Have you ever prayed for bad things to happen to someone? No? Well, about one in ten Americans who pray ask that very thing.
That’s according to a recent survey reported by Baptist Press. On August 7, 2014, Lifeway Research conducted an online survey sponsored by popular author and Texas pastor Max Lucado, asking 1,137 Americans about the frequency and content of their prayers.
Some of the results are amusing, such as the fact that 13% pray for their favorite team to win a game. That raises the interesting question of the dynamics in the spiritual realm when, say, here in Louisville some are praying for the U of L to beat Kentucky while Wildcat fans are praying just the opposite.
Some of the results are surprising. For example, 25% say that all their prayers are answered. Seriously? The best interpretation of this is that these respondents mean that each prayer is answered in the “yes, no, or wait” sense, and not that they always get what they ask for. But from the rest of the data I wouldn’t have expected this many participants to provide an answer that reflects that level of theological sophistication.
Some of the statistics, though, are downright disturbing, such as those who pray for “success in something [they] knew wouldn’t please God” and nearly twice that number who pray for “bad things to happen” to certain people.
The most useful information gleaned from this survey is what it reveals about people’s beliefs when they pray, not anything it implies about the validity of prayer. As with every such survey or “scientific study” of prayer that I’ve read, this one also does not address the most important biblical conditions for answered prayer.
To begin with, Jesus said that no one comes to the Father except through Him (John 14:6), and Hebrews 10:19 emphasizes that we “have confidence to enter the holy places by the blood of Jesus.” Proverbs 28:9 makes clear that standing with God is not achieved by prayer, for “If one turns away his ear from hearing the law, even his prayer is an abomination.” In other words, the Bible teaches that those who turn their ears from hearing God’s Word–especially when it speaks of the good news of Jesus Christ as the way to God–will find that God turns His ear from hearing their prayers.
So just because someone says they pray doesn’t mean that God listens. God hears everything, of course, but He does not hear with a view to answering unless a person comes “in Jesus’ name” (John 14:13-14; 15:16-17; 16:23-24), that is, in Jesus’ righteousness and standing with God, not their own.
Ed Stetzer, executive director of LifeWay Research, acknowledged this when he said that many of those who responded to the survey may not have a prayer life “rooted in a relationship with God.” Dr. Stetzer is a friend and I’m certain he would never say that those without a relationship with God through Jesus Christ can expect to have their prayers answered in the same way as those who do enjoy that relationship.
Then what about those in this study and in our own circle of relationships who aren’t Christians but who are convinced that God has answered their prayers?

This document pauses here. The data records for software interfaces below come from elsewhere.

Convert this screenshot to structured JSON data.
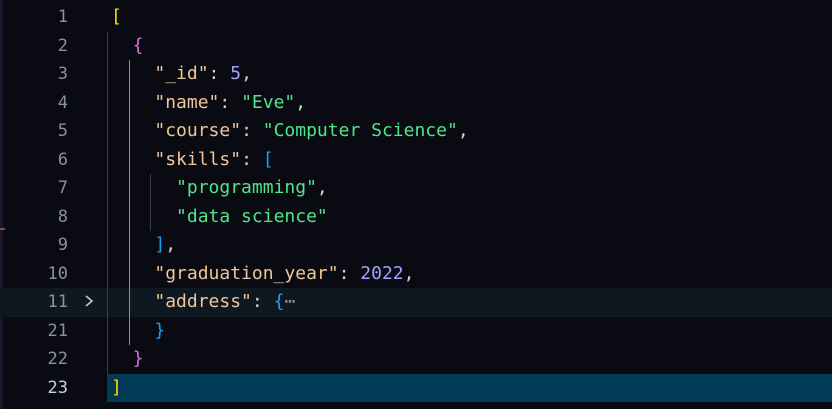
{
  "editor": {
    "lines": [
      {
        "num": "1",
        "tokens": [
          {
            "t": "[",
            "c": "t-bracket1"
          }
        ],
        "indent": 0
      },
      {
        "num": "2",
        "tokens": [
          {
            "t": "{",
            "c": "t-bracket2"
          }
        ],
        "indent": 1
      },
      {
        "num": "3",
        "tokens": [
          {
            "t": "\"_id\"",
            "c": "t-key"
          },
          {
            "t": ": ",
            "c": "t-punc"
          },
          {
            "t": "5",
            "c": "t-num"
          },
          {
            "t": ",",
            "c": "t-punc"
          }
        ],
        "indent": 2
      },
      {
        "num": "4",
        "tokens": [
          {
            "t": "\"name\"",
            "c": "t-key"
          },
          {
            "t": ": ",
            "c": "t-punc"
          },
          {
            "t": "\"Eve\"",
            "c": "t-str"
          },
          {
            "t": ",",
            "c": "t-punc"
          }
        ],
        "indent": 2
      },
      {
        "num": "5",
        "tokens": [
          {
            "t": "\"course\"",
            "c": "t-key"
          },
          {
            "t": ": ",
            "c": "t-punc"
          },
          {
            "t": "\"Computer Science\"",
            "c": "t-str"
          },
          {
            "t": ",",
            "c": "t-punc"
          }
        ],
        "indent": 2
      },
      {
        "num": "6",
        "tokens": [
          {
            "t": "\"skills\"",
            "c": "t-key"
          },
          {
            "t": ": ",
            "c": "t-punc"
          },
          {
            "t": "[",
            "c": "t-bracket3"
          }
        ],
        "indent": 2
      },
      {
        "num": "7",
        "tokens": [
          {
            "t": "\"programming\"",
            "c": "t-str"
          },
          {
            "t": ",",
            "c": "t-punc"
          }
        ],
        "indent": 3
      },
      {
        "num": "8",
        "tokens": [
          {
            "t": "\"data science\"",
            "c": "t-str"
          }
        ],
        "indent": 3
      },
      {
        "num": "9",
        "tokens": [
          {
            "t": "]",
            "c": "t-bracket3"
          },
          {
            "t": ",",
            "c": "t-punc"
          }
        ],
        "indent": 2
      },
      {
        "num": "10",
        "tokens": [
          {
            "t": "\"graduation_year\"",
            "c": "t-key"
          },
          {
            "t": ": ",
            "c": "t-punc"
          },
          {
            "t": "2022",
            "c": "t-num"
          },
          {
            "t": ",",
            "c": "t-punc"
          }
        ],
        "indent": 2
      },
      {
        "num": "11",
        "tokens": [
          {
            "t": "\"address\"",
            "c": "t-key"
          },
          {
            "t": ": ",
            "c": "t-punc"
          },
          {
            "t": "{",
            "c": "t-bracket3"
          },
          {
            "t": "⋯",
            "c": "t-ellipsis"
          }
        ],
        "indent": 2,
        "folded": true,
        "highlight": true
      },
      {
        "num": "21",
        "tokens": [
          {
            "t": "}",
            "c": "t-bracket3"
          }
        ],
        "indent": 2
      },
      {
        "num": "22",
        "tokens": [
          {
            "t": "}",
            "c": "t-bracket2"
          }
        ],
        "indent": 1
      },
      {
        "num": "23",
        "tokens": [
          {
            "t": "]",
            "c": "t-bracket1"
          }
        ],
        "indent": 0,
        "current": true
      }
    ],
    "fold_icon": "chevron-right-icon",
    "colors": {
      "background": "#090a12",
      "line_highlight": "#0e1821",
      "current_line": "#003a57",
      "bracket_level1": "#ffd700",
      "bracket_level2": "#da70d6",
      "bracket_level3": "#179fff",
      "key": "#f0c69a",
      "string": "#4ee78a",
      "number": "#a8a0ff"
    }
  }
}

I know people who claim dramatic answers to prayer, but who feel no sense of need for a savior from sin and who have no hunger for the Word of God. Nothing will convince them that the “miracle” they experienced was unrelated to their prayer.
In fact, if the “miracle” was indeed an answer to prayer, it is more likely that the prayer God answered in that situation was offered by someone else, someone who came to the Father through Jesus (John 14:6) about the matter. Or it may be that the “answered prayer” was simply what God in His providence was going to do anyway and the unbeliever’s prayer had nothing to do with it. The extremely rare cases in Scripture where God answers the prayers of unbelievers are answers, like that given to Cornelius in Acts 10, which served the plan of God in saving people.
At the very least we can say that we have no biblical basis to assure anyone outside of Christ that God will answer any of their prayers except those related to His offer of forgiveness through Christ.
A second problem with surveys and studies about prayer is that those who do have standing with God through Christ sometimes “ask and do not receive” because they “ask wrongly” (James 4:3). So not all prayers are of the same quality, even by those whom God welcomes for Jesus’ sake. Therefore it’s a mistake to evaluate all prayers–even those offered by God’s own people–as though they are equally acceptable.
In the end, surveys like this one which do not take into account a person’s relationship with God (or lack of one) and the biblical validity of their prayers may be interesting, but prove nothing about the efficacy of prayer.
And the reality is that no survey or study can prove that prayer “works” (or doesn’t), for the movements of the spiritual realm defy quantification. I read one study which emphasized that all participants claimed to be born again, that is, they asserted that they had a relationship with God through Christ. But Jesus said that many who claim to know Him actually do not (Matthew 7:21-23). So the best that research could affirm is that all participants were professing Christians, and on that basis alone (though there were others) the findings of the entire enterprise were invalidated.
Science simply cannot develop an MRI capable of determining the state of a heart before God or the acceptability of a prayer to God.